*PROBLEM TO SOLVE:*
Would you reproduce exactly, and only, the lines starting at the one with "What data populates" and ending at the last line of the data, with both included? Leave the pictures out.

Segment Open

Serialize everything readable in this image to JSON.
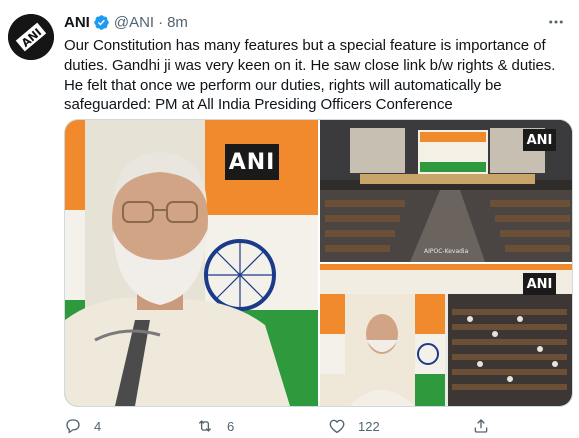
{
  "tweet": {
    "avatar": {
      "text": "ANI",
      "icon": "ani-avatar-icon"
    },
    "display_name": "ANI",
    "verified": true,
    "handle": "@ANI",
    "separator": "·",
    "time": "8m",
    "text_lines": [
      "Our Constitution has many features but a special feature is importance of",
      "duties. Gandhi ji was very keen on it. He saw close link b/w rights & duties.",
      "He felt that once we perform our duties, rights will automatically be",
      "safeguarded: PM at All India Presiding Officers Conference"
    ],
    "media": {
      "left": {
        "watermark": "ANI"
      },
      "right_top": {
        "watermark": "ANI",
        "caption": "AIPOC-Kevadia"
      },
      "right_bottom": {
        "watermark": "ANI"
      }
    },
    "actions": {
      "reply": {
        "icon": "reply-icon",
        "count": "4"
      },
      "retweet": {
        "icon": "retweet-icon",
        "count": "6"
      },
      "like": {
        "icon": "heart-icon",
        "count": "122"
      },
      "share": {
        "icon": "share-icon"
      }
    }
  },
  "colors": {
    "text_primary": "#0f1419",
    "text_secondary": "#536471",
    "verified_blue": "#1d9bf0",
    "media_border": "#cfd9de"
  }
}
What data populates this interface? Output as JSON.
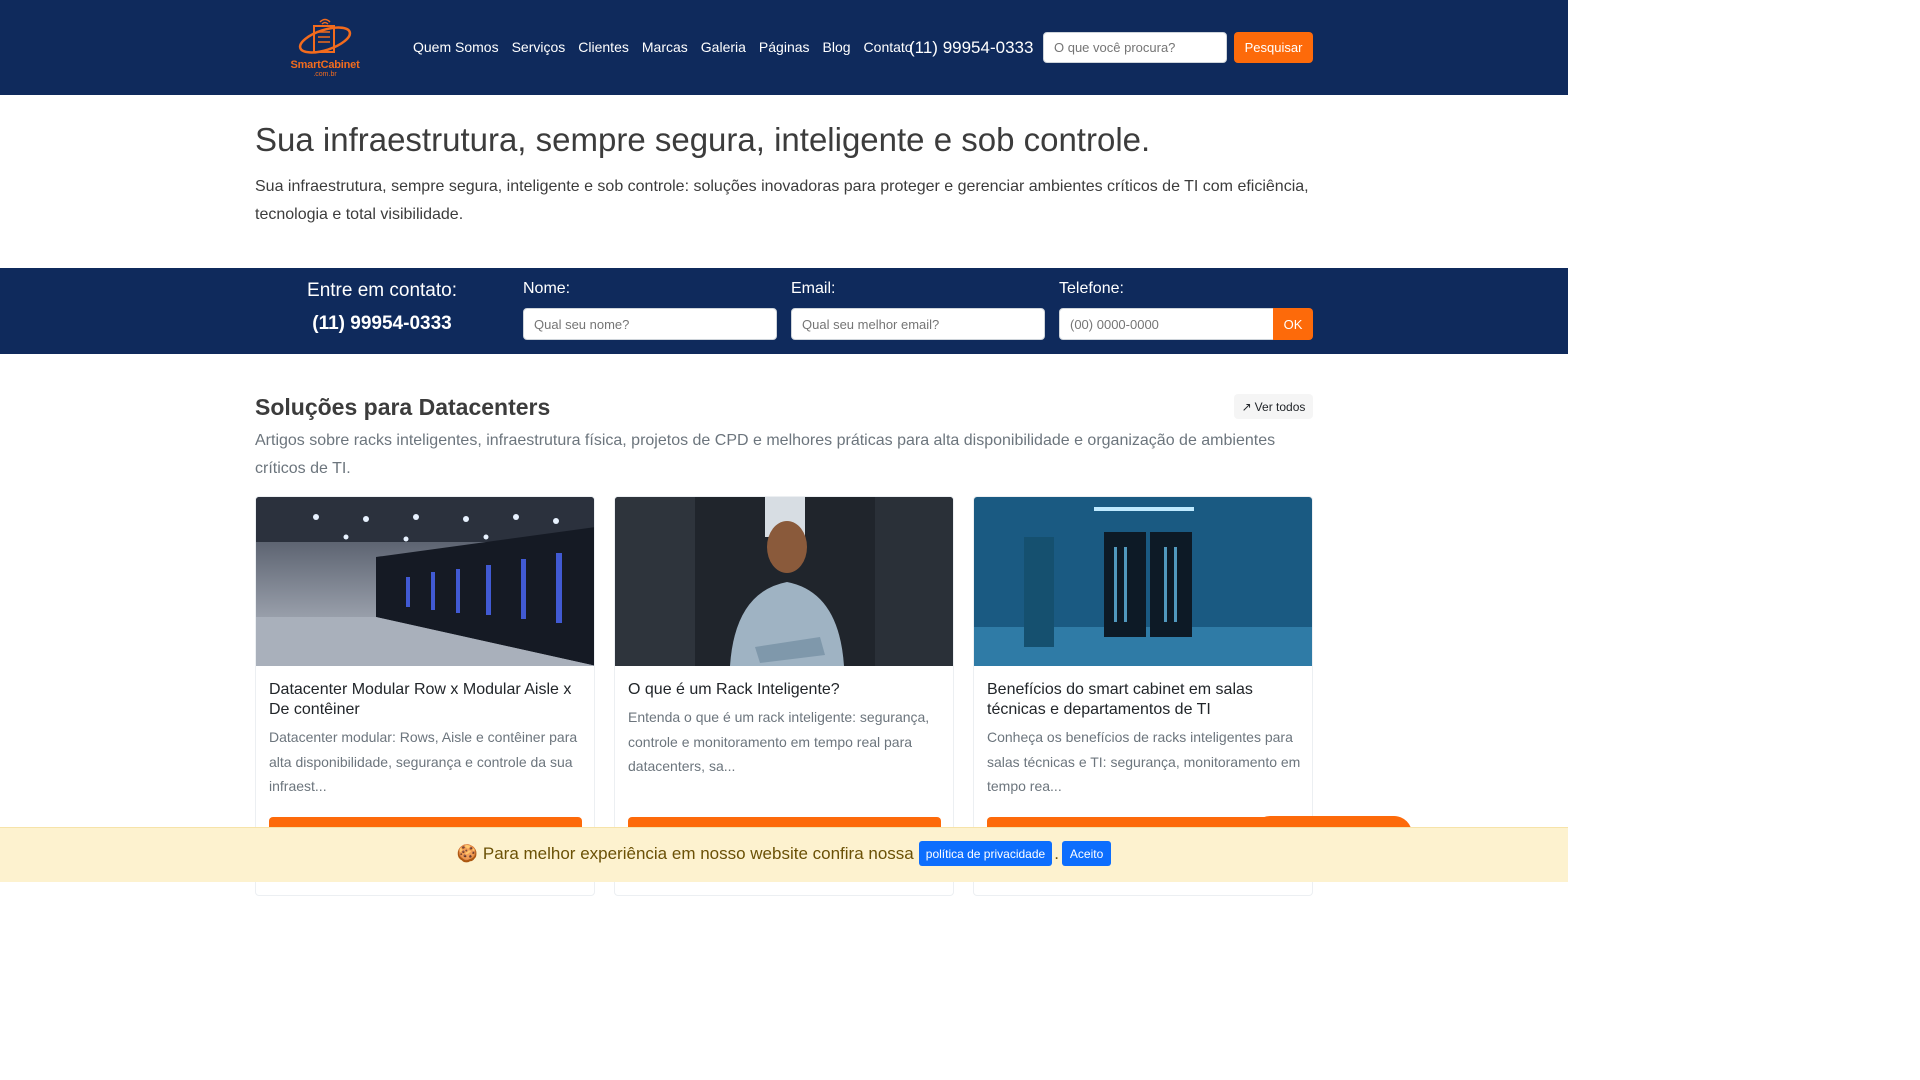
{
  "header": {
    "logo_text": "SmartCabinet",
    "logo_sub": ".com.br",
    "nav": [
      "Quem Somos",
      "Serviços",
      "Clientes",
      "Marcas",
      "Galeria",
      "Páginas",
      "Blog",
      "Contato"
    ],
    "phone": "(11) 99954-0333",
    "search_placeholder": "O que você procura?",
    "search_button": "Pesquisar"
  },
  "hero": {
    "title": "Sua infraestrutura, sempre segura, inteligente e sob controle.",
    "text": "Sua infraestrutura, sempre segura, inteligente e sob controle: soluções inovadoras para proteger e gerenciar ambientes críticos de TI com eficiência, tecnologia e total visibilidade."
  },
  "contact": {
    "label": "Entre em contato:",
    "phone": "(11) 99954-0333",
    "name_label": "Nome:",
    "name_placeholder": "Qual seu nome?",
    "email_label": "Email:",
    "email_placeholder": "Qual seu melhor email?",
    "phone_label": "Telefone:",
    "phone_placeholder": "(00) 0000-0000",
    "ok_button": "OK"
  },
  "section": {
    "title": "Soluções para Datacenters",
    "ver_todos": "Ver todos",
    "ver_todos_icon": "↗",
    "text": "Artigos sobre racks inteligentes, infraestrutura física, projetos de CPD e melhores práticas para alta disponibilidade e organização de ambientes críticos de TI."
  },
  "cards": [
    {
      "title": "Datacenter Modular Row x Modular Aisle x De contêiner",
      "text": "Datacenter modular: Rows, Aisle e contêiner para alta disponibilidade, segurança e controle da sua infraest..."
    },
    {
      "title": "O que é um Rack Inteligente?",
      "text": "Entenda o que é um rack inteligente: segurança, controle e monitoramento em tempo real para datacenters, sa..."
    },
    {
      "title": "Benefícios do smart cabinet em salas técnicas e departamentos de TI",
      "text": "Conheça os benefícios de racks inteligentes para salas técnicas e TI: segurança, monitoramento em tempo rea..."
    }
  ],
  "cookie": {
    "emoji": "🍪",
    "text": "Para melhor experiência em nosso website confira nossa",
    "policy_button": "política de privacidade",
    "dot": ".",
    "accept_button": "Aceito"
  },
  "colors": {
    "navy": "#0f2a5c",
    "orange": "#fd6a0a",
    "blue": "#0d6efd",
    "cookie_bg": "#fdf2cf"
  }
}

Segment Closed

*TASK RESPONSE:*
What data populates this interface? Output as JSON.
{
  "header": {
    "logo_text": "SmartCabinet",
    "logo_sub": ".com.br",
    "nav": [
      "Quem Somos",
      "Serviços",
      "Clientes",
      "Marcas",
      "Galeria",
      "Páginas",
      "Blog",
      "Contato"
    ],
    "phone": "(11) 99954-0333",
    "search_placeholder": "O que você procura?",
    "search_button": "Pesquisar"
  },
  "hero": {
    "title": "Sua infraestrutura, sempre segura, inteligente e sob controle.",
    "text": "Sua infraestrutura, sempre segura, inteligente e sob controle: soluções inovadoras para proteger e gerenciar ambientes críticos de TI com eficiência, tecnologia e total visibilidade."
  },
  "contact": {
    "label": "Entre em contato:",
    "phone": "(11) 99954-0333",
    "name_label": "Nome:",
    "name_placeholder": "Qual seu nome?",
    "email_label": "Email:",
    "email_placeholder": "Qual seu melhor email?",
    "phone_label": "Telefone:",
    "phone_placeholder": "(00) 0000-0000",
    "ok_button": "OK"
  },
  "section": {
    "title": "Soluções para Datacenters",
    "ver_todos": "Ver todos",
    "ver_todos_icon": "↗",
    "text": "Artigos sobre racks inteligentes, infraestrutura física, projetos de CPD e melhores práticas para alta disponibilidade e organização de ambientes críticos de TI."
  },
  "cards": [
    {
      "title": "Datacenter Modular Row x Modular Aisle x De contêiner",
      "text": "Datacenter modular: Rows, Aisle e contêiner para alta disponibilidade, segurança e controle da sua infraest..."
    },
    {
      "title": "O que é um Rack Inteligente?",
      "text": "Entenda o que é um rack inteligente: segurança, controle e monitoramento em tempo real para datacenters, sa..."
    },
    {
      "title": "Benefícios do smart cabinet em salas técnicas e departamentos de TI",
      "text": "Conheça os benefícios de racks inteligentes para salas técnicas e TI: segurança, monitoramento em tempo rea..."
    }
  ],
  "cookie": {
    "emoji": "🍪",
    "text": "Para melhor experiência em nosso website confira nossa",
    "policy_button": "política de privacidade",
    "dot": ".",
    "accept_button": "Aceito"
  },
  "colors": {
    "navy": "#0f2a5c",
    "orange": "#fd6a0a",
    "blue": "#0d6efd",
    "cookie_bg": "#fdf2cf"
  }
}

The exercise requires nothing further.